It’s obvious for now, according to Kate Peringer, the Hartman Group’s marketing communications manager, that sustainability buys retailers only limited traction as a marketing term.  Which is not to say there’s no opportunity. The most promising two categories in which early adapters may drag mainstreamers along into sustainability: Food and packaging.

Talk the talk and...well, you know the rest. So although he’s characteristically dismissive of the market’s ability to affect public good, smug counterculturalist turned trend watcher Gerald Celente is right for the wrong reasons when he accuses sustainability of being “a trend driven more by economic survival—to make ends meet, to boost profits, and to assuage guilt—than by intellectual pursuit.”

Hartman Group’s Peringer would agree. Short of widespread regulation demanding sustainable practices or economic meltdown that intensifies the pain beyond toleration, consumers won’t rush to adopt sustainability. Yet, the group has identified six marketable values that fall under the umbrella of sustainability, values that retailers can find opportunity to sell into:

• Health

• Local

• Simplicity

• Control over their surroundings

• Social responsibility

• Environmental responsibility.

Though U.S. consumers typically show little patience for paying for social experiments as purchase options on their consumable goods — despite what they say to market researchers — Peringer believes nevertheless retailers who insert the language of those values into their marketing communications can begin to capitalize on the emotion of sustainability.

Bearing in mind, of course, that for now the going may be slow. The mass market may be making small changes in their own sustainability contribution, but they appear to be for the most part only changes that cost them little money, time or convenience — turning off the water while brushing their teeth is her example. Meanwhile, it’s prudent to remember that Europe, the bleeding edge in social design by American standards, currently supports a sustainable market share of only about 10 percent, only about 5 percent of Sweden’s farms — the globe’s pioneer — are organic, and if every square mile of land in the continental United States were one giant farm, the organic field would take up an area roughly equal to half of Rhode Island.

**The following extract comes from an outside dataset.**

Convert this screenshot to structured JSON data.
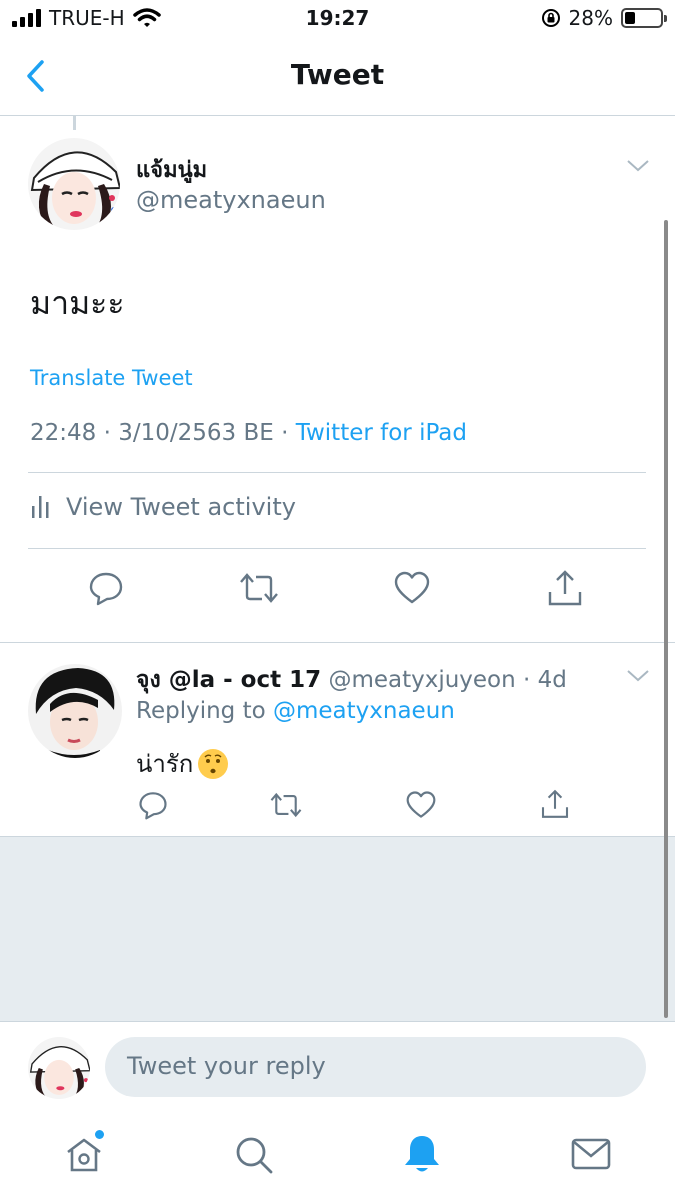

The logical view of sustainability from the grocery marketer’s view is the same way Peringer’s boss, Harvey Hartman, views the organic foods movement. Hartman, who has pronounced “natural” officially dead as a marketing term because it’s been so universalized as to be meaningless, says at the heart of all — sustainable, natural, organic or local — lies a search for “authenticity.”

Such authenticity, that is, eating “real” food from “real” places with “real” stories, is an attempt by culturally adrift consumers to rediscover social networks sharing the same values. That explains, he says, community supported agriculture, for instance. In that way, although organic consumption begins as an attempt (for the most part, an unsupported one) to “eat healthier,” it ultimately turns into a way to appease the separation anxiety created when farmers moved away from consumers and vice-versa.

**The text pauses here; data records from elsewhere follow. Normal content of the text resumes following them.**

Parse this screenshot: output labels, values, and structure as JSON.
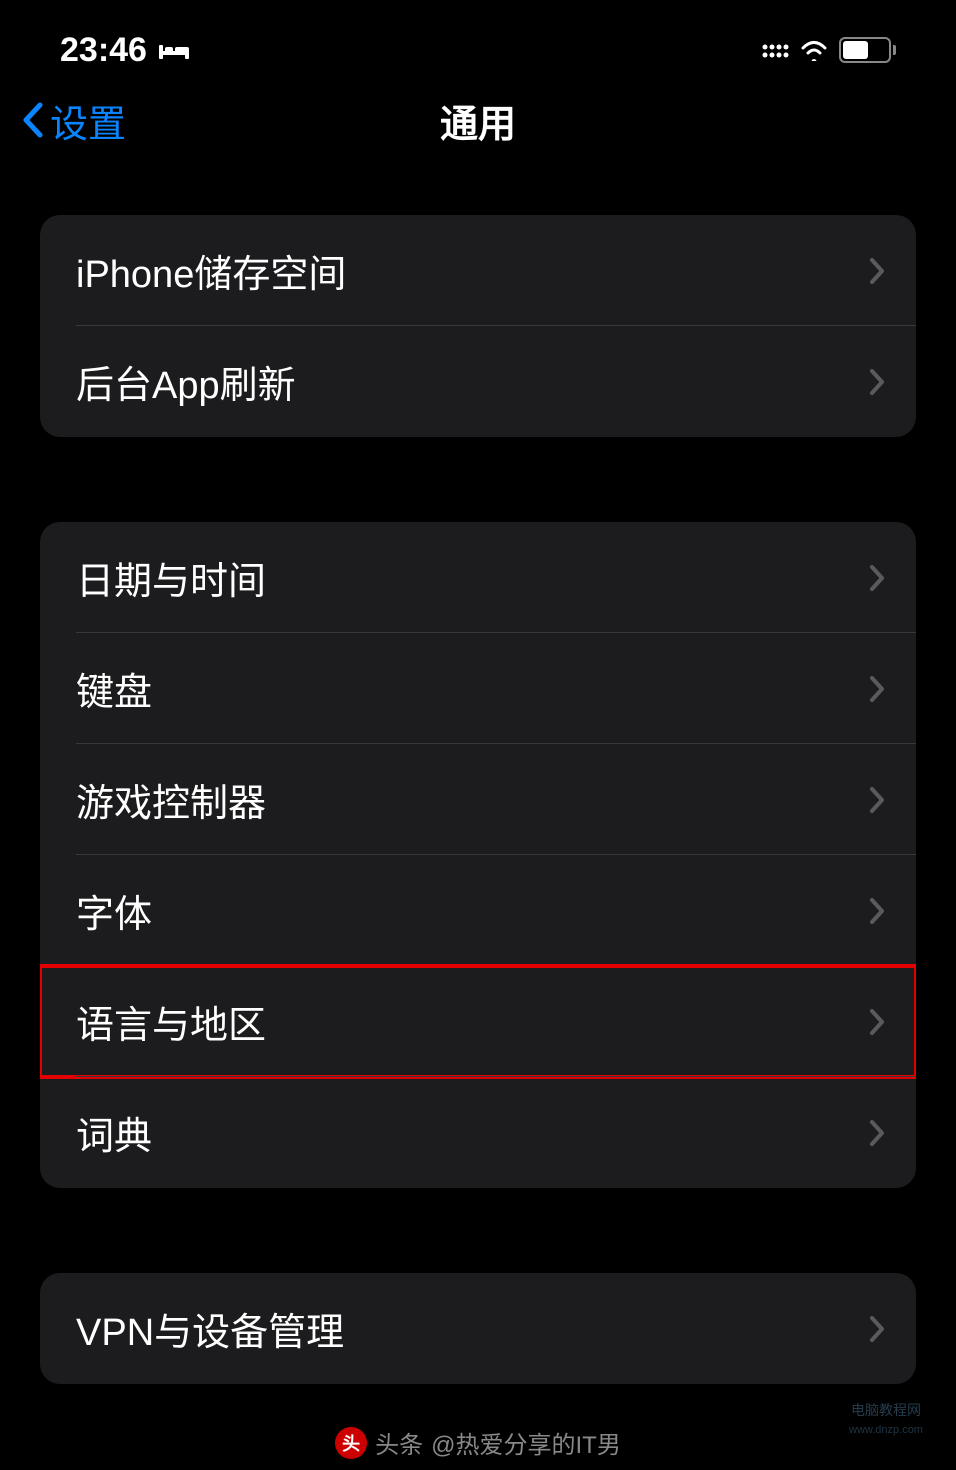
{
  "status_bar": {
    "time": "23:46",
    "battery_level": "56"
  },
  "nav": {
    "back_label": "设置",
    "title": "通用"
  },
  "groups": {
    "group1": {
      "items": [
        {
          "label": "iPhone储存空间"
        },
        {
          "label": "后台App刷新"
        }
      ]
    },
    "group2": {
      "items": [
        {
          "label": "日期与时间"
        },
        {
          "label": "键盘"
        },
        {
          "label": "游戏控制器"
        },
        {
          "label": "字体"
        },
        {
          "label": "语言与地区"
        },
        {
          "label": "词典"
        }
      ]
    },
    "group3": {
      "items": [
        {
          "label": "VPN与设备管理"
        }
      ]
    }
  },
  "footer": {
    "source_label": "头条",
    "author": "@热爱分享的IT男"
  }
}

It’s part of a wider search for authenticity that has spawned innovative marketing campaigns like Unilever’s Dove brand’s “Real Beauty” campaign, an effort that nothing short of brilliantly has cemented together around Dove a community of every woman who ever felt resentment toward the professional beauty machine. By treating consumers as people again, worthy of more involvement than just selling soap or cereal or beef to, authenticity deepens the meaning of a brand, says Harvard Business School professor John Deighton, who just commented on the phenomenon in the Journal of Interactive Marketing. For tomorrow’s marketers, Deighton argues, the old exaggeration must bow to authenticity.

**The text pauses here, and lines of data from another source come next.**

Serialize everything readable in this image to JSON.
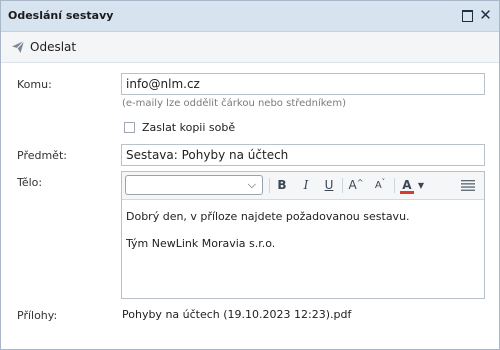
{
  "window": {
    "title": "Odeslání sestavy"
  },
  "toolbar": {
    "send_label": "Odeslat",
    "send_icon": "paper-plane-icon"
  },
  "form": {
    "to_label": "Komu:",
    "to_value": "info@nlm.cz",
    "to_hint": "(e-maily lze oddělit čárkou nebo středníkem)",
    "copy_label": "Zaslat kopii sobě",
    "copy_checked": false,
    "subject_label": "Předmět:",
    "subject_value": "Sestava: Pohyby na účtech",
    "body_label": "Tělo:",
    "body_lines": [
      "Dobrý den, v příloze najdete požadovanou sestavu.",
      "Tým NewLink Moravia s.r.o."
    ],
    "attachments_label": "Přílohy:",
    "attachment_name": "Pohyby na účtech (19.10.2023 12:23).pdf"
  },
  "editor_toolbar": {
    "font_value": "",
    "bold": "B",
    "italic": "I",
    "underline": "U",
    "increase_font": "A",
    "decrease_font": "A",
    "font_color": "A",
    "font_color_hex": "#d83b2f",
    "align_icon": "align-justify-icon"
  },
  "colors": {
    "titlebar": "#d8e3f0",
    "border": "#a9b7c9"
  }
}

As green baker Ron Shaich observed of the meteoric growth of his Panera Bread, now the 17th largest U.S. food-service company, selling $1.9 billion worth of sustainable artisenal bread per year: “...Customers weren’t looking for commodity food. They wanted to feel special in a world in which they were not.” How you accomplish that remains the difficult part, but what better definition of the essence of sustainability could you ask for than that?